"I think there have always been barriers to women, and to many other minority groups," she says, noting that the Women's Network has provided important visibility into women’s issues in the workplace. "But I think things have changed and will continue to change."
BC Hydro has been recognized as one of B.C.'s Top Employers, one of Canada's Best Diversity Employers, and one of Canada's Best Employers for Young People. And Middleton says that for women at BC Hydro, role models aren't hard to find. She took heart as a new employee when she saw female engineers at the facilities she was working at, and she sees the workplace continuing to evolve.
"I've seen an increase in the number of women who say 'I have women whose career path I admire and which I can live up to'," she says. "That wasn't there consistently before."
At BC Hydro, we continue to focus on how we can support community efforts to encourage women and girls to choose careers in STEM (Science, Technology, Engineering, and Math). We also work with BC Stats – the Government of B.C.'s statistical and economical research and analysis service – to take a comprehensive look at how diverse groups are compensated at BC Hydro.
The Women's Network continues to play a leading role in creating positive cultural change at BC Hydro.
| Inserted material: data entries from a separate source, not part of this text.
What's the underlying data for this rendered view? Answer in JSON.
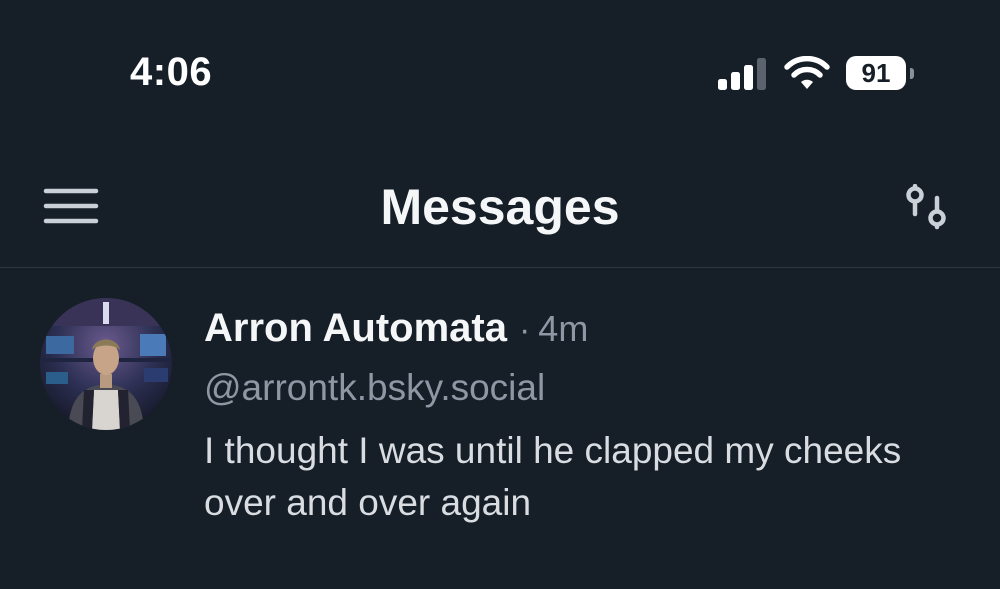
{
  "status_bar": {
    "time": "4:06",
    "battery_level": "91",
    "signal_bars_active": 3,
    "signal_bars_total": 4
  },
  "header": {
    "title": "Messages",
    "menu_icon": "hamburger-menu-icon",
    "settings_icon": "sliders-icon"
  },
  "conversations": [
    {
      "name": "Arron Automata",
      "separator": "·",
      "time_ago": "4m",
      "handle": "@arrontk.bsky.social",
      "preview": "I thought I was until he clapped my cheeks over and over again"
    }
  ],
  "colors": {
    "background": "#161e27",
    "primary_text": "#f4f6f8",
    "secondary_text": "#8e98a5",
    "divider": "#2c3540"
  }
}
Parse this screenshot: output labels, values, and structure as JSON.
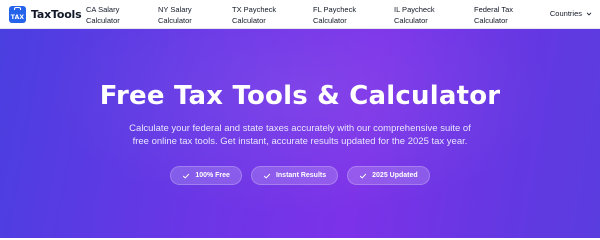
{
  "brand": {
    "logo_badge_text": "TAX",
    "logo_text": "TaxTools",
    "accent": "#2563eb"
  },
  "nav": {
    "links": [
      {
        "line1": "CA Salary",
        "line2": "Calculator"
      },
      {
        "line1": "NY Salary",
        "line2": "Calculator"
      },
      {
        "line1": "TX Paycheck",
        "line2": "Calculator"
      },
      {
        "line1": "FL Paycheck",
        "line2": "Calculator"
      },
      {
        "line1": "IL Paycheck",
        "line2": "Calculator"
      },
      {
        "line1": "Federal Tax",
        "line2": "Calculator"
      }
    ],
    "countries_label": "Countries",
    "countries_icon": "chevron-down-icon"
  },
  "hero": {
    "title": "Free Tax Tools & Calculator",
    "subtitle": "Calculate your federal and state taxes accurately with our comprehensive suite of free online tax tools. Get instant, accurate results updated for the 2025 tax year.",
    "gradient_colors": [
      "#4a3fe0",
      "#7c32e8",
      "#5a3ddf"
    ],
    "pills": [
      {
        "label": "100% Free",
        "icon": "check-icon"
      },
      {
        "label": "Instant Results",
        "icon": "check-icon"
      },
      {
        "label": "2025 Updated",
        "icon": "check-icon"
      }
    ]
  }
}
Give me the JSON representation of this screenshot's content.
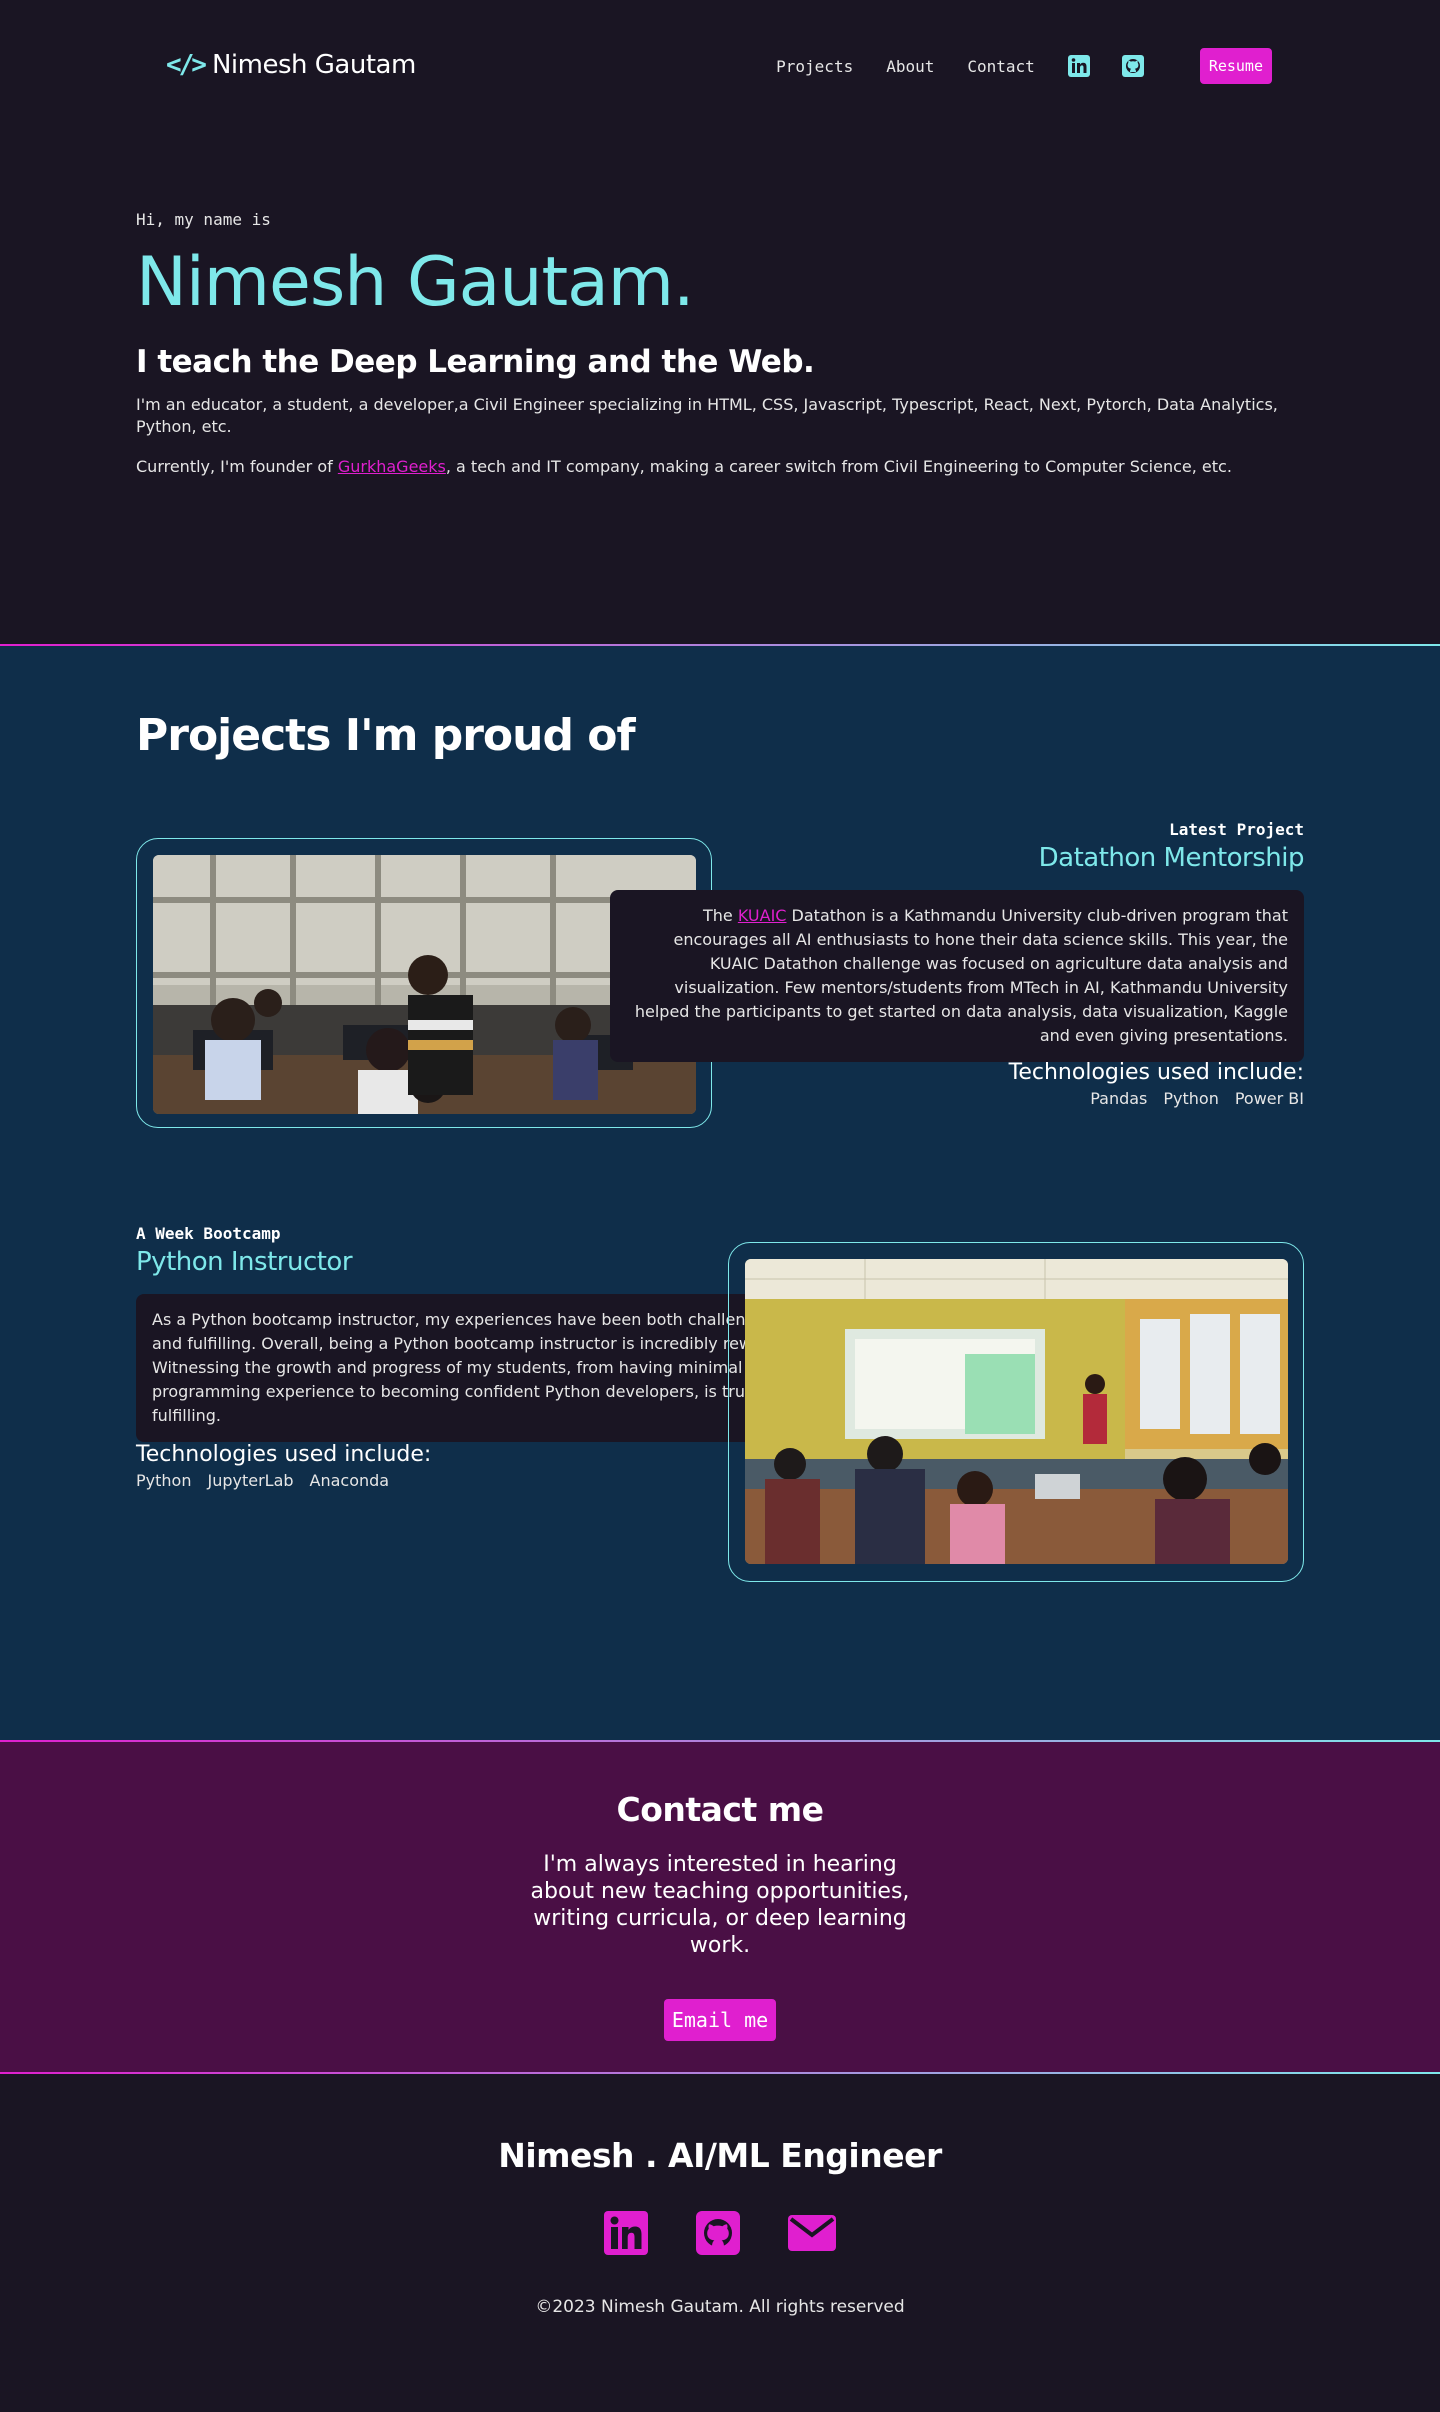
{
  "nav": {
    "logo_icon": "</>",
    "logo_text": "Nimesh Gautam",
    "links": [
      "Projects",
      "About",
      "Contact"
    ],
    "icons": [
      "linkedin-icon",
      "github-icon"
    ],
    "resume_label": "Resume"
  },
  "hero": {
    "greeting": "Hi, my name is",
    "name": "Nimesh Gautam.",
    "tagline": "I teach the Deep Learning and the Web.",
    "intro": "I'm an educator, a student, a developer,a Civil Engineer specializing in HTML, CSS, Javascript, Typescript, React, Next, Pytorch, Data Analytics, Python, etc.",
    "founder_prefix": "Currently, I'm founder of ",
    "founder_link": "GurkhaGeeks",
    "founder_suffix": ", a tech and IT company, making a career switch from Civil Engineering to Computer Science, etc."
  },
  "projects": {
    "title": "Projects I'm proud of",
    "items": [
      {
        "kicker": "Latest Project",
        "title": "Datathon Mentorship",
        "desc_prefix": "The ",
        "desc_link": "KUAIC",
        "desc_body": " Datathon is a Kathmandu University club-driven program that encourages all AI enthusiasts to hone their data science skills. This year, the KUAIC Datathon challenge was focused on agriculture data analysis and visualization. Few mentors/students from MTech in AI, Kathmandu University helped the participants to get started on data analysis, data visualization, Kaggle and even giving presentations.",
        "tech_heading": "Technologies used include:",
        "tech": [
          "Pandas",
          "Python",
          "Power BI"
        ]
      },
      {
        "kicker": "A Week Bootcamp",
        "title": "Python Instructor",
        "desc_body": "As a Python bootcamp instructor, my experiences have been both challenging and fulfilling. Overall, being a Python bootcamp instructor is incredibly rewarding. Witnessing the growth and progress of my students, from having minimal programming experience to becoming confident Python developers, is truly fulfilling.",
        "tech_heading": "Technologies used include:",
        "tech": [
          "Python",
          "JupyterLab",
          "Anaconda"
        ]
      }
    ]
  },
  "contact": {
    "title": "Contact me",
    "text": "I'm always interested in hearing about new teaching opportunities, writing curricula, or deep learning work.",
    "button": "Email me"
  },
  "footer": {
    "title": "Nimesh . AI/ML Engineer",
    "icons": [
      "linkedin-icon",
      "github-icon",
      "mail-icon"
    ],
    "copyright": "©2023 Nimesh Gautam. All rights reserved"
  },
  "colors": {
    "background": "#1a1523",
    "accent_cyan": "#7ee8ea",
    "accent_pink": "#e01fcf",
    "projects_bg": "#0f2e4a",
    "contact_bg": "#4a0f45"
  }
}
Since its inception in 2004, the network has grown to more than 750 members, offering opportunities ranging from book clubs, to leadership training, to a new parents support group.
"It can be quite disorienting when you leave the workplace for six months or more, then come back balancing your new family responsibilities along with your role as an employee," says Middleton. "So having a place where women can bounce questions off others who have gone through it all before can really help."